Performance Monitoring Q1
- Meeting of Finance and Performance Panel (Panel of the Scrutiny Committee), Tuesday 29 September 2020 6.00 pm (Item 29.)
For the Panel to consider those Performance Monitoring measures previously agreed by Scrutiny. Liz Godin, Business Support Services Manager, will be present to answer any questions, though Panel members are reminded that many of the measures are outside her service area, pre-warning of any questions raised is likely to lead to more complete responses. The Panel is recommended to consider the Performance Monitoring measures and note them, having made any recommendations to Cabinet.
NB Some measures agreed by Scrutiny have been removed due to Covid-19 rendering them redundant.
The Panel AGREED to amend the order of the agenda, to take agenda item 7 – Performance Monitoring – next.
Liz Godin, Business Support Services Manager, presented the report on Performance Monitoring Q1. Since it was previously considered, the report had been simplified. The Panel sought clarification on which targets presented were monthly targets, and which were annual targets. It was requested that these different target-types be clarified. Further clarification was also requested in relation to target ED002: measures to reduce the Council’s carbon footprint by 5% each year below what it would otherwise have been.
The Panel noted the difficulty in meeting the existing target, WR001: the number of people moved into work through the Welfare to Work team. Richard Wood, Strategy and Service Development Manager confirmed that the target was a pre-Covid target, based on the labour market conditions at the time and that it would be very difficult to meet in the current circumstances. However, the target for next year would reflect the challenges of the labour market more closely. The success of the Council in meeting deadlines for responding to DHP payments was lauded, but caution sounded over whether that, given the figures only covered to June, they would deteriorate. The Strategy and Service Development Manager confirmed that to date the target was still being maintained and, to the surprise of those involved in the service, DHP applications had not significantly increased. As unemployment grew, however, this number was expected to grow.

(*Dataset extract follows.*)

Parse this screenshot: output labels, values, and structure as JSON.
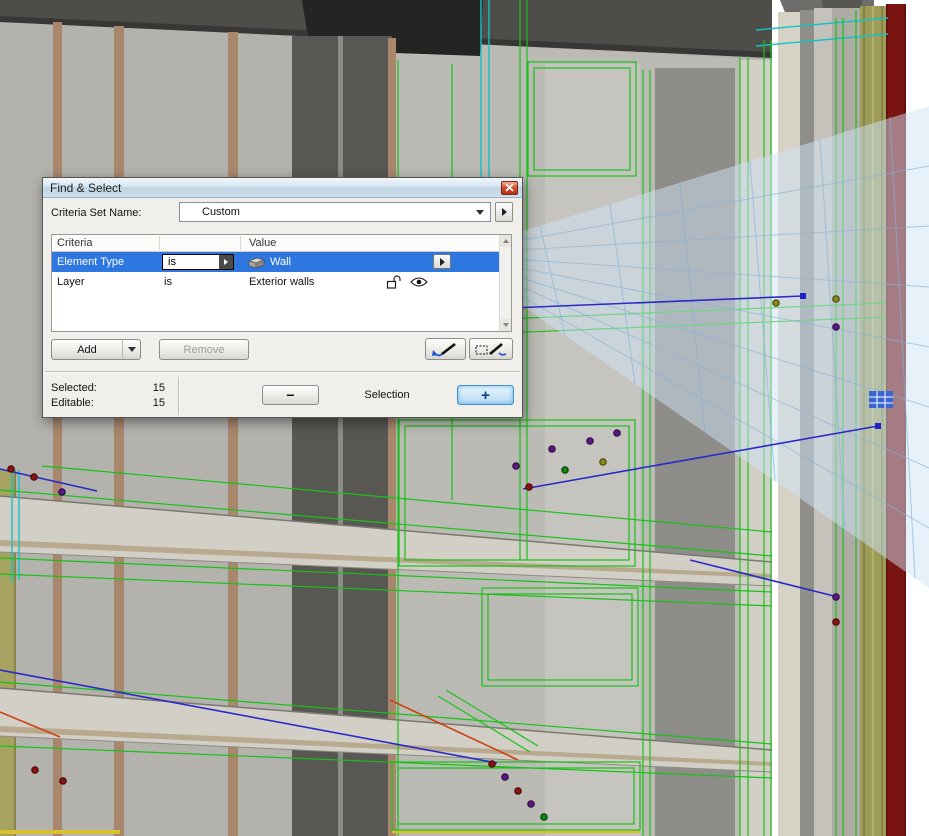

Discussing the positive performance of the target around days lost to sickness discussion was held over whether, given the much greater variation in working situations at home compared to working in the office, whether the figure was as useful a proxy for productivity as it had previously been. It was further discussed whether there would be a use in disaggregating short and long term absence-targets given the difference in impact of each and the interventions required by to manage them. It was requested that additional commentary be provided around long-term and short-term absence levels, causes of absence and staff wellbeing.
Finally, the Panel sought more up to date information regarding the success of the Council in collecting business rates and council tax. Council tax collection to early September was running 1% behind the previous year, and business rate collection down 4%. In addition, the Council had taken a soft approach to debt recovery during the lockdown period, not enforcing payment immediately but coming to payment arrangements to allow individuals and businesses to pay their dues at a later point. This was anticipated to improve collection rates later on in the year. The collectable business rate level was lower than last year due to many businesses being exempted from paying business rates this year.
It was AGREED to recommend the following Cabinet:
1) That in the setting of its corporate performance measures for next year, the Council introduces targets for short and long-term sickness levels.
2) That the Council investigates ways of measuring and monitoring productivity which take homeworking and the variable suitability of homeworking environments into account.